  • The person receiving a carton may fill it with any combination of articles which will fit in it and which are not barred by the Post Office Department. When completely packed and ready to be mailed, the weight of the carton must not exceed three pounds.
  • A parcel ready for shipment will then be presented at places designated, where Red Cross representatives will examine the contents in order to:
    • Exclude any articles barred by the Post Office Department from Christmas parcels.
    • Remove any notes or messages found among the contents.
    • Wrap, tie and weigh the parcel.
    • Place on the Christmas Parcel Label received from abroad bearing the address of the man for who it is intended. The person sending the parcel shall then, in the presence of a Red Cross representative, affix stamps sufficient to carry it to Hoboken, N.J. The postage charges for Christmas packages shall be at the rat of fourth class or parcel post zone rate.
    • The Red Cross Inspection label certifying as to the complete inspection of the parcel by the Red Cross shall then be placed on the parcel.
    • Parcels ready for mailing shall remain in the custody of the Red Cross until delivered by its representatives to the Post office authorities.

No Christmas Parcels can be mailed later than November 20, 1918.

Articles Barred By Post office Regulations

            The following is a list of the principal classes of articles which are un-mailable:

  1. All spirituous, vinous, malted, fermented or other intoxicating liquors.
  2. All kinds of poison and all articles and compositions containing poison.
  3. Explosives of all kinds
  4. Inflammable materials, including friction matches.
  5. Infernal machines and mechanical, chemical or other devices or compositions which may ignite or explode.

Note-Under this classification would come cigarette lighters, etc.

  • Liquids or liquefiable articles, fragile articles and other admissible matter when not packed in accordance with the requirements of the Postal Laws and regulations.
  • All articles which may kill, or in any wise hurt, harm, or injure another, or damage or deface or otherwise injure the mails or other property.

Bear These Facts in Mind When Packing Your Christmas Parcel

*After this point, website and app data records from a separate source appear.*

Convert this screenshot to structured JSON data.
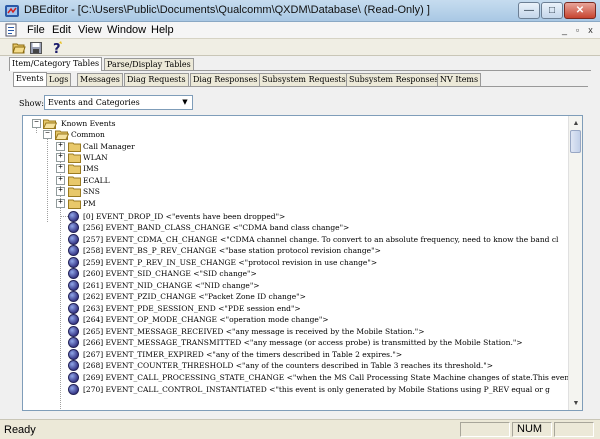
{
  "window": {
    "title": "DBEditor - [C:\\Users\\Public\\Documents\\Qualcomm\\QXDM\\Database\\ (Read-Only) ]",
    "minimize_glyph": "—",
    "maximize_glyph": "□",
    "close_glyph": "✕"
  },
  "menu": {
    "items": [
      "File",
      "Edit",
      "View",
      "Window",
      "Help"
    ],
    "mdi_minimize": "_",
    "mdi_restore": "▫",
    "mdi_close": "x"
  },
  "toolbar": {
    "icons": [
      "open-folder-icon",
      "save-icon",
      "help-icon"
    ]
  },
  "top_tabs": [
    "Item/Category Tables",
    "Parse/Display Tables"
  ],
  "sub_tabs": [
    "Events",
    "Logs",
    "Messages",
    "Diag Requests",
    "Diag Responses",
    "Subsystem Requests",
    "Subsystem Responses",
    "NV Items"
  ],
  "show": {
    "label": "Show:",
    "value": "Events and Categories",
    "arrow": "▼"
  },
  "tree": {
    "root": "Known Events",
    "group": "Common",
    "categories": [
      "Call Manager",
      "WLAN",
      "IMS",
      "ECALL",
      "SNS",
      "PM"
    ],
    "events": [
      "[0]   EVENT_DROP_ID  <\"events have been dropped\">",
      "[256]  EVENT_BAND_CLASS_CHANGE   <\"CDMA band class change\">",
      "[257]  EVENT_CDMA_CH_CHANGE   <\"CDMA channel change. To convert to an absolute frequency, need to know the band cl",
      "[258]  EVENT_BS_P_REV_CHANGE   <\"base station protocol revision change\">",
      "[259]  EVENT_P_REV_IN_USE_CHANGE   <\"protocol revision in use change\">",
      "[260]  EVENT_SID_CHANGE   <\"SID change\">",
      "[261]  EVENT_NID_CHANGE   <\"NID change\">",
      "[262]  EVENT_PZID_CHANGE   <\"Packet Zone ID change\">",
      "[263]  EVENT_PDE_SESSION_END   <\"PDE session end\">",
      "[264]  EVENT_OP_MODE_CHANGE   <\"operation mode change\">",
      "[265]  EVENT_MESSAGE_RECEIVED   <\"any message is received by the Mobile Station.\">",
      "[266]  EVENT_MESSAGE_TRANSMITTED   <\"any message (or access probe) is transmitted by the Mobile Station.\">",
      "[267]  EVENT_TIMER_EXPIRED   <\"any of the timers described in Table 2 expires.\">",
      "[268]  EVENT_COUNTER_THRESHOLD   <\"any of the counters described in Table 3 reaches its threshold.\">",
      "[269]  EVENT_CALL_PROCESSING_STATE_CHANGE   <\"when the MS Call Processing State Machine changes of state.This even",
      "[270]  EVENT_CALL_CONTROL_INSTANTIATED   <\"this event is only generated by Mobile Stations using P_REV equal or g"
    ],
    "expanded_glyph": "−",
    "collapsed_glyph": "+"
  },
  "status": {
    "text": "Ready",
    "num": "NUM"
  },
  "colors": {
    "titlebar": "#c6dcef",
    "folder": "#e8c86a",
    "event_icon": "#3a3a8a"
  }
}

  • Nothing should go in a Christmas Parcel which will not keep fresh from the time of packing until Christmas.
  • Dried fruits and other food products should be packed in small tin or wooden boxes, one-quarter to one-half pound size.
  • Hard candy, including chocolate, would probably be safe in tin foil or heavy cardboard, but no soft chocolates not anything that could possibly be crushed should be used, as the remaining contents of the package might be spoiled thereby.
  • Several dainties packed in oblong in boxes holding will provide a better variety for a packet than a larger quantity of single confection.
  • No liquids nor articles packed in glass should be placed in the package.
  • For wrapping the gifts, use a khaki-colored handkerchief, twenty-seven inches square.